While the research is interested in the ‘methods of operation’ of Chinese National Oil Companies (NOCs), it also wants to move away from a crude ‘impact of China on Africa’ focus to a more holistic analysis which takes account of African impact. This includes both the drivers of China’s presence in the African oil and gas sector and the economic and political determinants of Africa’s response. There are four themes of research:

  • China’s energy strategy, global competition and Chinese outward Foreign Direct Investment (FDI) in Africa.
  • The distinctiveness of Chinese NOCs in Africa.
  • African agency and the developmental impact of Chinese oil and gas firms.
  • Leveraging African development.

Data sets on Chinese foreign direct investment and African social indicators will be collated along with interviews from key Chinese and African actors. 

This will offer a detailed understanding of the different motivations, roles, and impacts of Chinese NOCs and the role played by Africa in shaping this engagement. It will provide an understanding of changing oil sector dynamics in Africa and their impacts on African economies.


Natural resources, rural poverty and China-Africa trade

Equity and sustainability in informal commodities value chains

Dr William Vorley and Xiaoxue Weng, International Institute for Environment and Development

Start Date:  Jan 2015   |   End Date: Jan 2018

Research Councils UK project page

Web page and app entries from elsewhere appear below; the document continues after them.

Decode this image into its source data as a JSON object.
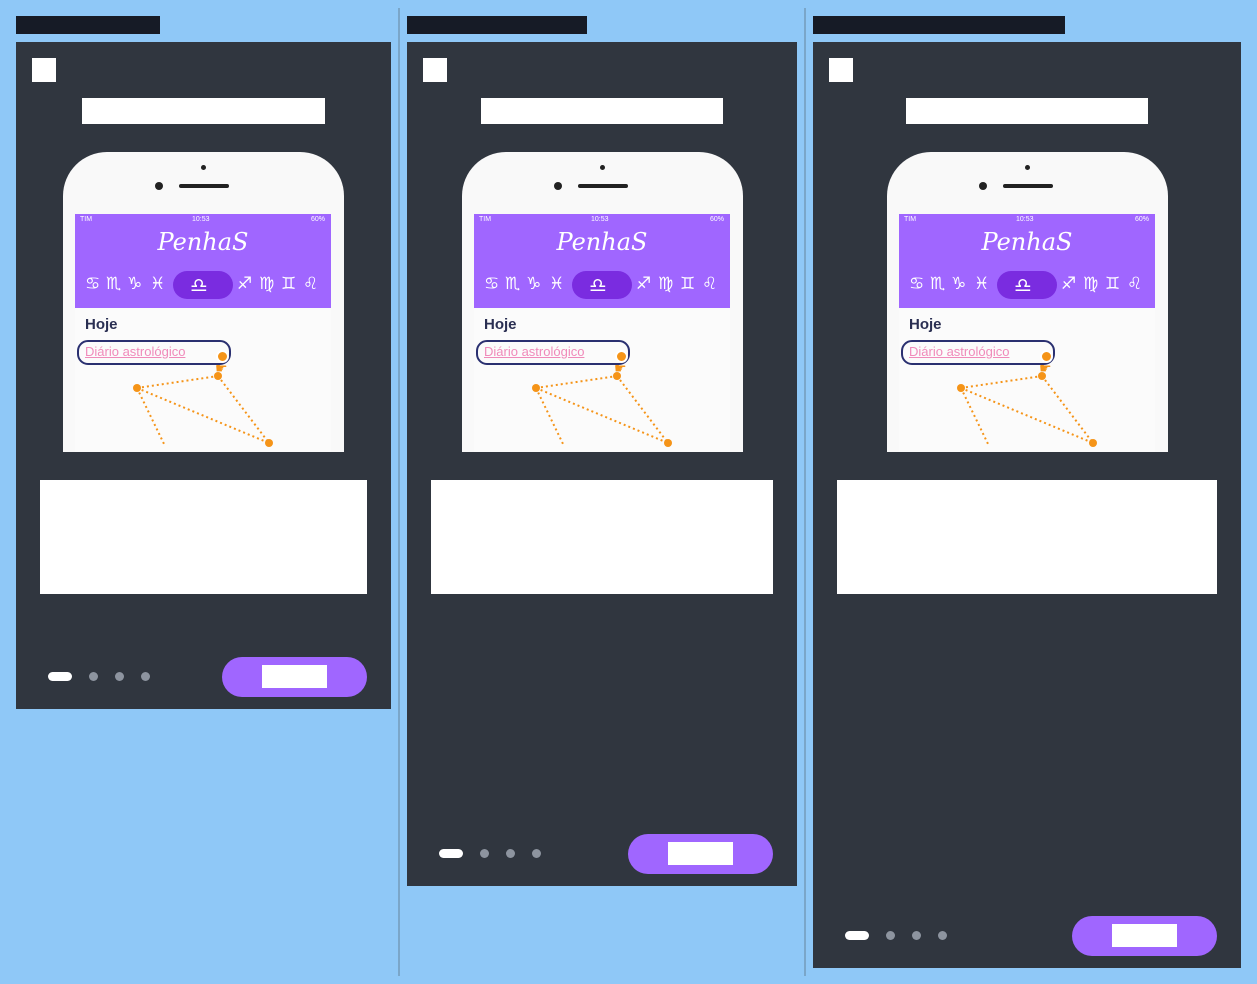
{
  "panels": [
    {
      "phone": {
        "status": {
          "carrier": "TIM",
          "time": "10:53",
          "battery": "60%"
        },
        "app_title": "PenhaS",
        "signs_left": [
          "♋",
          "♏",
          "♑",
          "♓"
        ],
        "sign_active": "♎",
        "signs_right": [
          "♐",
          "♍",
          "♊",
          "♌"
        ],
        "section_label": "Hoje",
        "link_label": "Diário astrológico"
      },
      "pagination": {
        "count": 4,
        "active": 1
      }
    },
    {
      "phone": {
        "status": {
          "carrier": "TIM",
          "time": "10:53",
          "battery": "60%"
        },
        "app_title": "PenhaS",
        "signs_left": [
          "♋",
          "♏",
          "♑",
          "♓"
        ],
        "sign_active": "♎",
        "signs_right": [
          "♐",
          "♍",
          "♊",
          "♌"
        ],
        "section_label": "Hoje",
        "link_label": "Diário astrológico"
      },
      "pagination": {
        "count": 4,
        "active": 1
      }
    },
    {
      "phone": {
        "status": {
          "carrier": "TIM",
          "time": "10:53",
          "battery": "60%"
        },
        "app_title": "PenhaS",
        "signs_left": [
          "♋",
          "♏",
          "♑",
          "♓"
        ],
        "sign_active": "♎",
        "signs_right": [
          "♐",
          "♍",
          "♊",
          "♌"
        ],
        "section_label": "Hoje",
        "link_label": "Diário astrológico"
      },
      "pagination": {
        "count": 4,
        "active": 1
      }
    }
  ],
  "colors": {
    "background": "#8fc8f7",
    "panel": "#30363f",
    "titlebar": "#161b26",
    "accent": "#a066ff",
    "accent_dark": "#7a2ce0",
    "link": "#f08aba",
    "tap_marker": "#f59418"
  },
  "icons": [
    "close-icon",
    "pointer-hand-icon",
    "constellation-icon"
  ]
}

This project address two key development challenges and opportunities concerning Africa’s natural resource governance today; the growing informal commodity trade, and engagement with China. It focuses on the impact of Chinese actors in informal agriculture, mining and timber trade along two fast developing trade corridors connected to the Indian Ocean.

Using Kenya, Uganda and Zambia as case studies, this project will provide insights on natural resource governance, global trade patterns, as well as the positive and harmful effects of informal resource exploitation on local poverty and the natural environment.

The project will cover four main areas;

  • Value chain analysis of selected commodity chains with a particular focus on power dynamics and benefit distribution.
  • Political-economic analysis of regulatory and customary regimes governing the selected commodity trade.
  • Environmental impacts analysis through land-use/land cover change.
  • Cross-sector synthesis of the three sectors’ findings and key policy lessons.

Envisioned as one of the first systematic examinations of micro-level Chinese activities in Africa's natural resource governance, this research will provide rigorous evidence and dispel misconceptions about Chinese trade and investment in Africa's informal economy.